The answer must consist of every line below that contains the word "title".

### App and web page records
========================================================================

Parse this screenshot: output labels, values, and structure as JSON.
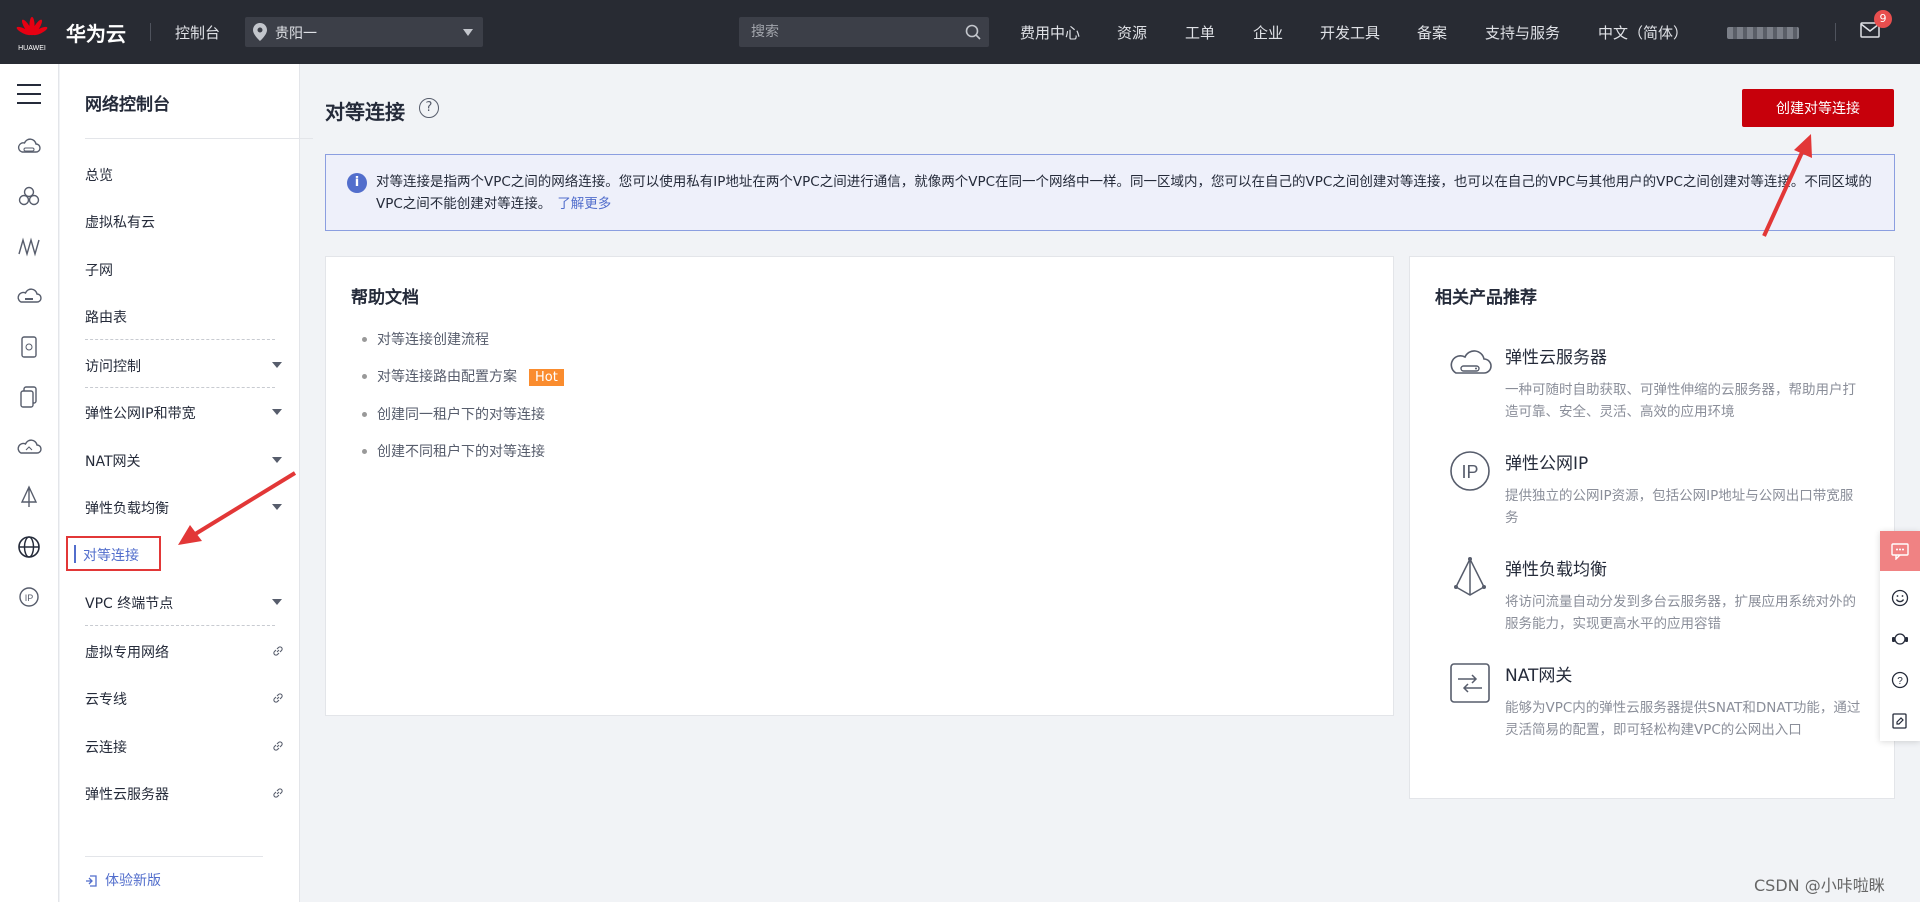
{
  "topbar": {
    "logo_text": "华为云",
    "logo_brand": "HUAWEI",
    "console": "控制台",
    "region": "贵阳一",
    "search_placeholder": "搜索",
    "nav": [
      "费用中心",
      "资源",
      "工单",
      "企业",
      "开发工具",
      "备案",
      "支持与服务",
      "中文（简体）"
    ],
    "mail_badge": "9"
  },
  "sidebar": {
    "title": "网络控制台",
    "items": [
      {
        "label": "总览"
      },
      {
        "label": "虚拟私有云"
      },
      {
        "label": "子网"
      },
      {
        "label": "路由表"
      },
      {
        "label": "访问控制"
      },
      {
        "label": "弹性公网IP和带宽"
      },
      {
        "label": "NAT网关"
      },
      {
        "label": "弹性负载均衡"
      },
      {
        "label": "对等连接"
      },
      {
        "label": "VPC 终端节点"
      },
      {
        "label": "虚拟专用网络"
      },
      {
        "label": "云专线"
      },
      {
        "label": "云连接"
      },
      {
        "label": "弹性云服务器"
      }
    ],
    "new_version": "体验新版"
  },
  "main": {
    "title": "对等连接",
    "create_button": "创建对等连接",
    "info_text": "对等连接是指两个VPC之间的网络连接。您可以使用私有IP地址在两个VPC之间进行通信，就像两个VPC在同一个网络中一样。同一区域内，您可以在自己的VPC之间创建对等连接，也可以在自己的VPC与其他用户的VPC之间创建对等连接。不同区域的VPC之间不能创建对等连接。",
    "learn_more": "了解更多",
    "help_docs": {
      "title": "帮助文档",
      "items": [
        "对等连接创建流程",
        "对等连接路由配置方案",
        "创建同一租户下的对等连接",
        "创建不同租户下的对等连接"
      ],
      "hot_label": "Hot"
    },
    "related": {
      "title": "相关产品推荐",
      "products": [
        {
          "name": "弹性云服务器",
          "desc": "一种可随时自助获取、可弹性伸缩的云服务器，帮助用户打造可靠、安全、灵活、高效的应用环境",
          "icon": "cloud-server-icon"
        },
        {
          "name": "弹性公网IP",
          "desc": "提供独立的公网IP资源，包括公网IP地址与公网出口带宽服务",
          "icon": "ip-icon"
        },
        {
          "name": "弹性负载均衡",
          "desc": "将访问流量自动分发到多台云服务器，扩展应用系统对外的服务能力，实现更高水平的应用容错",
          "icon": "load-balancer-icon"
        },
        {
          "name": "NAT网关",
          "desc": "能够为VPC内的弹性云服务器提供SNAT和DNAT功能，通过灵活简易的配置，即可轻松构建VPC的公网出入口",
          "icon": "nat-gateway-icon"
        }
      ]
    }
  },
  "watermark": "CSDN @小咔啦眯",
  "colors": {
    "brand_red": "#c7000b",
    "topbar": "#282b33",
    "link": "#526ecc",
    "annotation": "#e23737"
  }
}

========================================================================

### Output of the task
    "title": "网络控制台",
    "title": "对等连接",
      "title": "帮助文档",
      "title": "相关产品推荐",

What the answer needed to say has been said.